Niccolo Paganini – 24 Caprices, Op.1 – Itzhak Perlman (2015) [Qobuz 24-96]

Niccolo Paganini – 24 Caprices, Op.1 – Itzhak Perlman (2015)
FLAC (tracks) 24 bit/96kHz | Time – 01:12:24 minutes | 1,42 GB | Genre: Classical
Studio Masters, Official Digital Download – Source: Qobuz | Digital Booklet | ©  Warner Classics
Recorded: Abbey Road Studios, 10 January 1972; Brent Town Hall, London, 11 & 12 January 1972

Along with Bach’s Sonatas and Partitas, Paganini’s Caprices represent the ultimate solo challenge to any violinist. Itzhak Perlman is one of those who has taken on both, beginning with the Paganini, very early on in his recording career.
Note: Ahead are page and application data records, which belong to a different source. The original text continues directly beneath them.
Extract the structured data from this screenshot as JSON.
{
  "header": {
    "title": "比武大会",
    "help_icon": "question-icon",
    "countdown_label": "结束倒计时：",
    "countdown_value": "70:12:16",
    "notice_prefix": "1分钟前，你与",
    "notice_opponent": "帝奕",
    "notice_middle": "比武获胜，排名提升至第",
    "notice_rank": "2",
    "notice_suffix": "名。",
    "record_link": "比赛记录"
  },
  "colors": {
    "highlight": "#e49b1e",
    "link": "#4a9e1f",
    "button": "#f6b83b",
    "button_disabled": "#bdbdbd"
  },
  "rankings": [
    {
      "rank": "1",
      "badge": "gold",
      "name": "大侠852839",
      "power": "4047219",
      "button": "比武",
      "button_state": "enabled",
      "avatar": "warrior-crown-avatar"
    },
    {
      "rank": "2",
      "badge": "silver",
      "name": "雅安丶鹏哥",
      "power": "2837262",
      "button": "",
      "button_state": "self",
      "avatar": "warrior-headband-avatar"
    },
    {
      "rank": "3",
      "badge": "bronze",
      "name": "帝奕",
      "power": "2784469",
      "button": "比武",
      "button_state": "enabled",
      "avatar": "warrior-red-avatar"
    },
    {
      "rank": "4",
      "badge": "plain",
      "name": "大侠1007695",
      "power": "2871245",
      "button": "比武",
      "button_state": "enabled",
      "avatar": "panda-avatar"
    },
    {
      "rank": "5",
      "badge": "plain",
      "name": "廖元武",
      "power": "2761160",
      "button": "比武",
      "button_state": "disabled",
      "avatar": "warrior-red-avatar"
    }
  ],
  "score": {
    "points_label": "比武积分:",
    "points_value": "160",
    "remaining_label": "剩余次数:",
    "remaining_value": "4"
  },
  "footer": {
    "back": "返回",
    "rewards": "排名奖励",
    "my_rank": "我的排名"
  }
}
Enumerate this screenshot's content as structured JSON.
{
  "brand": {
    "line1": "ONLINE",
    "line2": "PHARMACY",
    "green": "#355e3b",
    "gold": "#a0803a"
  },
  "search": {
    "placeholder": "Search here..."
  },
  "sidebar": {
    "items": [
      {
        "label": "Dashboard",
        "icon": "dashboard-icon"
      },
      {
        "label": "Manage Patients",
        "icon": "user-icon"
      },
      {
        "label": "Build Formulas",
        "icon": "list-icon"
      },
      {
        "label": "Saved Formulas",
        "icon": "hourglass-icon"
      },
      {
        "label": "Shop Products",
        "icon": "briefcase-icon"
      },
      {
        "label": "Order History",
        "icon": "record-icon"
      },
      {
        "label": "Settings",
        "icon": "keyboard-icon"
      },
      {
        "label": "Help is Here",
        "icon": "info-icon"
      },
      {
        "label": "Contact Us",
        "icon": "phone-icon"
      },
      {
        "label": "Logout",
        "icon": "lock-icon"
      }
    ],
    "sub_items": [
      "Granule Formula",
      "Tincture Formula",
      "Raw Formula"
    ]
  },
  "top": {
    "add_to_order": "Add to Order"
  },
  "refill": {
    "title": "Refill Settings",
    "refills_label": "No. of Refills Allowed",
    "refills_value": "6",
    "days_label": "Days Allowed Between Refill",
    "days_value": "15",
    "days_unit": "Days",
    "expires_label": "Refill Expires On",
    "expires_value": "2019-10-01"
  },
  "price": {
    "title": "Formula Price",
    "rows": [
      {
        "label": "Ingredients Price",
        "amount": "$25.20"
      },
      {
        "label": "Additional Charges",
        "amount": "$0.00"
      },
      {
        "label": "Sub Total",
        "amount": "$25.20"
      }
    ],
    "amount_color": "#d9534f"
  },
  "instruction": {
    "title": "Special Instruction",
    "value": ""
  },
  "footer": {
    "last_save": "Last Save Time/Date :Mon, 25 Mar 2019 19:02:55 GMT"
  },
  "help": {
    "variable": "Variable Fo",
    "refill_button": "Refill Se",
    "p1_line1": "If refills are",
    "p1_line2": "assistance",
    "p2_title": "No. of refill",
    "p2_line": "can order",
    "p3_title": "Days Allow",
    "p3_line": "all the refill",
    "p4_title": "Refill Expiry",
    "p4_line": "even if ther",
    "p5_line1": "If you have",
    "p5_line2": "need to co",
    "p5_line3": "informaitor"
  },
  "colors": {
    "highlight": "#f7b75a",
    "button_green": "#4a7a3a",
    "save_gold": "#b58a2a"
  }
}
In 1965 he set down three of the Caprices for RCA, but it was in January 1972 that he cemented his place in this tradition with a complete set that would make recording history. By strange coincidence, that same year saw the death of his illustrious predecessor Michael Rabin, whose own complete Paganini, made in 1958 for Capitol, was a permanent source of inspiration for the young Perlman. The miracle achieved by the Caprices is that rather than being banal studies in virtuosity, they are a series of genuine masterpieces – a distillation of the composer’s prodigious technical abilities and an endless source of melodic invention. Caprice No.24 is the perfect illustration, its themes having inspired so many other composers: Brahms (the Variations, Op.35), Rachmaninov (the Rhapsody, Op.43), Liszt, Szymanowski, Lutosławski, Rochberg, Schnittke and David Baker, among others. Rarely in the history of music has a so-called “minor” composer had such a significant influence on so many of his major colleagues. Mastering the Caprices is a little like climbing Everest. Yet it requires more than technical mastery — a sense of theatricality and imagination is just as necessary when it comes to doing full justice to the melodic invention and fantastical spirit of the writing. The challenges are never-ending — the range of timbres, complex bowing techniques and the need for clear articulation and a purity of intonation and projection. As for risk-taking, it’s the only way to get under the skin of the Caprices’ creator. Perlman’s performance is astonishing for its apparent effortlessness, revealing the charismatic and assured style for which he was to become known. His innate feeling for song and a zest for fun do the rest, giving his interpretation an irresistible charm undimmed by the passing years. –Jean-Michel Molkhou

Niccolò Paganini (1782–1840)
24 Caprices, Op.1
1 No.1 in E major: Andante 1.40
2 No.2 in B minor: Moderato 2.44
3 No.3 in E minor: Sostenuto — Presto — Sostenuto 2.55
4 No.4 in C minor: Maestoso 6.24
5 No.5 in A minor: Agitato 2.28
6 No.6 in G minor: Lento 3.27
7 No.7 in A minor: Posato 3.53
8 No.8 in E flat major: Maestoso 2.39
9 No.9 in E major: Allegretto 2.32
10 No.10 in G minor: Vivace 2.24
11 No.11 in C major: Andante — Presto — Andante 3.27
12 No.12 in A flat major: Allegro 2.49
13 No.13 in B flat major: Allegro 2.33
14 No.14 in E flat major: Moderato 2.02
15 No.15 in E minor: Posato 2.31
16 No.16 in G minor: Presto 1.26
17 No.17 in E flat major: Sostenuto — Andante 3.10
18 No.18 in C major: Corrente — Allegro 2.25
19 No.19 in E flat major: Lento — Allegro assai 2.47
20 No.20 in D major: Allegretto 3.39
21 No.21 in A major: Amoroso — Presto 2.54
22 No.22 in F major: Marcato 2.29
23 No.23 in E flat major: Posato 4.43
24 No.24 in A minor: Tema con variazioni (quasi presto) 4.28

Itzhak Perlman, violin